* [Exercise details] In the material below, find all lines with the string "your" and copy them.

Source information START

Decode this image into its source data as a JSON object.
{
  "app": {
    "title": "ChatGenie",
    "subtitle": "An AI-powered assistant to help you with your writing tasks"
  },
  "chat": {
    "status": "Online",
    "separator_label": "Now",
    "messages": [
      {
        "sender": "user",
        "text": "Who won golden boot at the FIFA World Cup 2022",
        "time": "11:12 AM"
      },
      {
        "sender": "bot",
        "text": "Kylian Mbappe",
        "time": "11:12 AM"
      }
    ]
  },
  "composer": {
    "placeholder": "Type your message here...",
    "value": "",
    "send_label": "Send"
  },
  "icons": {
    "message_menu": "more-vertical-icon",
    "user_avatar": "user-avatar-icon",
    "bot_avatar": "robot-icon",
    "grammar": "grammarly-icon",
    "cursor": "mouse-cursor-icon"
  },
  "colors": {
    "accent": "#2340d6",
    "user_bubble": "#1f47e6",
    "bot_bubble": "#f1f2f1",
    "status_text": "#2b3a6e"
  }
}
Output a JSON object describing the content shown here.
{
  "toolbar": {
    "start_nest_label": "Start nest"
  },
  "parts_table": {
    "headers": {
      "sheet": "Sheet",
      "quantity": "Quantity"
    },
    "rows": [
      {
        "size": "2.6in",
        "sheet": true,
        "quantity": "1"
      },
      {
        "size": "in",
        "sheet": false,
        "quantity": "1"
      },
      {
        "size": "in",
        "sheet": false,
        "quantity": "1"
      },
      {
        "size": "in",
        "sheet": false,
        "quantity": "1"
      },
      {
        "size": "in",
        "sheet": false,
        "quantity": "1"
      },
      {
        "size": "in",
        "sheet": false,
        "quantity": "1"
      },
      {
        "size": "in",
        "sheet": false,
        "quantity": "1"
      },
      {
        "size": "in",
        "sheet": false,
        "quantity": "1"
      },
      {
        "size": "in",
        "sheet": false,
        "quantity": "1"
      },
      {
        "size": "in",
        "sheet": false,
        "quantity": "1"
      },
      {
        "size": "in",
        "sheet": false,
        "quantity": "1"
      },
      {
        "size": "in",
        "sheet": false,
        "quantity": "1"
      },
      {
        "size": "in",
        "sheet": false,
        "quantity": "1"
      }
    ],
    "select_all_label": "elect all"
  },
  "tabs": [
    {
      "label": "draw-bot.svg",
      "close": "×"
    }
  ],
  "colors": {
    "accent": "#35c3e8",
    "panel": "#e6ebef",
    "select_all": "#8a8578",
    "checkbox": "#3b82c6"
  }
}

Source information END

* [Written answer]
    "subtitle": "An AI-powered assistant to help you with your writing tasks"
    "placeholder": "Type your message here...",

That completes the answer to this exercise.